Relax at one of two bars with the Watermelon Tease ($8) made with house-infused watermelon vodka, rum, gin and tequila. (Hey, everyone’s here!) It is smooth, sweet, and light as summer. If you can’t be seen holding a pink cocktail, order the manly Match-hatten ($8) with Maker’s Mark bourbon, sweet vermouth and orange. See the complete cocktail menu here.
If you want a simple salad ($10), there are mixed greens, pear tomatoes, and dried cherries in a balsamic vinaigrette, topped with a generous parmesan crisp. If you want to pretend to eat a salad, try the Matchbox chopped salad ($10) with crispy bacon, red onions, pasta ringlets, and a creamy herb vinaigrette.

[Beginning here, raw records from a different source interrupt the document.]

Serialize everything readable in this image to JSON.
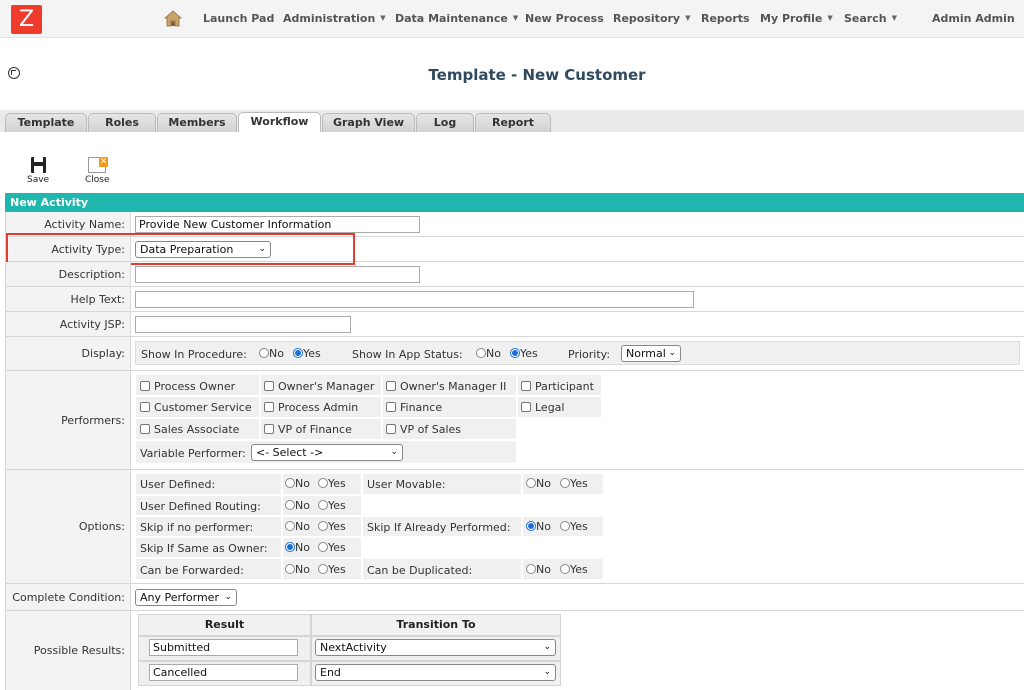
{
  "nav": {
    "logo": "Z",
    "items": [
      "Launch Pad",
      "Administration",
      "Data Maintenance",
      "New Process",
      "Repository",
      "Reports",
      "My Profile",
      "Search",
      "Admin Admin"
    ]
  },
  "page": {
    "title": "Template - New Customer"
  },
  "tabs": [
    "Template",
    "Roles",
    "Members",
    "Workflow",
    "Graph View",
    "Log",
    "Report"
  ],
  "toolbar": {
    "save": "Save",
    "close": "Close"
  },
  "section": {
    "title": "New Activity"
  },
  "form": {
    "activity_name_label": "Activity Name:",
    "activity_name_value": "Provide New Customer Information",
    "activity_type_label": "Activity Type:",
    "activity_type_value": "Data Preparation",
    "description_label": "Description:",
    "help_text_label": "Help Text:",
    "activity_jsp_label": "Activity JSP:",
    "display_label": "Display:",
    "display": {
      "show_in_procedure": "Show In Procedure:",
      "show_in_app_status": "Show In App Status:",
      "priority": "Priority:",
      "priority_value": "Normal",
      "no": "No",
      "yes": "Yes"
    },
    "performers_label": "Performers:",
    "performers": [
      "Process Owner",
      "Owner's Manager",
      "Owner's Manager II",
      "Participant",
      "Customer Service",
      "Process Admin",
      "Finance",
      "Legal",
      "Sales Associate",
      "VP of Finance",
      "VP of Sales"
    ],
    "variable_performer_label": "Variable Performer:",
    "variable_performer_value": "<- Select ->",
    "options_label": "Options:",
    "options": {
      "user_defined": "User Defined:",
      "user_movable": "User Movable:",
      "user_defined_routing": "User Defined Routing:",
      "skip_if_no_performer": "Skip if no performer:",
      "skip_if_already_performed": "Skip If Already Performed:",
      "skip_if_same_as_owner": "Skip If Same as Owner:",
      "can_be_forwarded": "Can be Forwarded:",
      "can_be_duplicated": "Can be Duplicated:"
    },
    "complete_condition_label": "Complete Condition:",
    "complete_condition_value": "Any Performer",
    "possible_results_label": "Possible Results:",
    "results": {
      "header_result": "Result",
      "header_transition": "Transition To",
      "rows": [
        {
          "result": "Submitted",
          "transition": "NextActivity"
        },
        {
          "result": "Cancelled",
          "transition": "End"
        }
      ]
    }
  },
  "colors": {
    "accent": "#1fb6ae",
    "logo": "#ee3b2b",
    "highlight": "#e23c2c",
    "radio": "#1a6fd6"
  }
}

Chef Johnny Mack gets creative with daily specials, and is always happy to accomodate special orders. Tonight, a delicious experiment results in a tender, luscious pork belly on a bed of cheese risotto, topped with a poached egg.
There are sixteen pizzas to choose from, or you can create your own. If you love cheese but hate Domino’s and the USDA, then you’ll love the four-cheese white ($20), with lots of roasted garlic, ricotta, buffalo mozzarella, pecorino toscano, pecorino romano, but not an ounce of red. The Coppa ($20) with Italian ham, thick pesto, ricotta, Roma tomatoes and mozzarella, topped with fresh arugula, was a unanimous favorite.
Not in the mood for pizza? Order the mini burgers ($8-$18, top right), juicy little patties of certified Angus beef on seedless brioche from Lyon Bakery, which also bakes the buns for sister restaurant, DC-3. Served with pickles and onion straws, under a fine dusting of Parmesan cheese. Add your choice of Gouda, mozzarella or Gorgonzola for extra flavor.
I happily dug into the coffee & doughnuts ($8), a basket of sugary cinnamon doughnuts, dense and cake-like. The teeny cup of espresso Kahlua crème tastes and feels like melted chocolate ice cream, except spiked.
1699 Rockville Pike
Rockville, MD 20852
Mary was born and raised in New York City where her family owned restaurants. Instead of eating dirt on the playground, she ate duck blood, beef tripe and pork belly. She cut her teeth at The Mandarin Oriental and The Ritz-Carlton hotels, working with Barbra Streisand, Vanessa Williams, Michael Stipe, LeVar Burton, Jane Krakowski and others. Mary founded Girl Meets Food in 2009 as a cover for her debilitating addiction to fried chicken and was named Washington Post’s “Favorite Local Foodie.” After 13 years in hospitality, she started freelance writing for USA Today, The Washington Post, Eater, Washington City Paper, and more. Today, she provides digital marketing for hospitality clients as a content creator who’s contently creating content.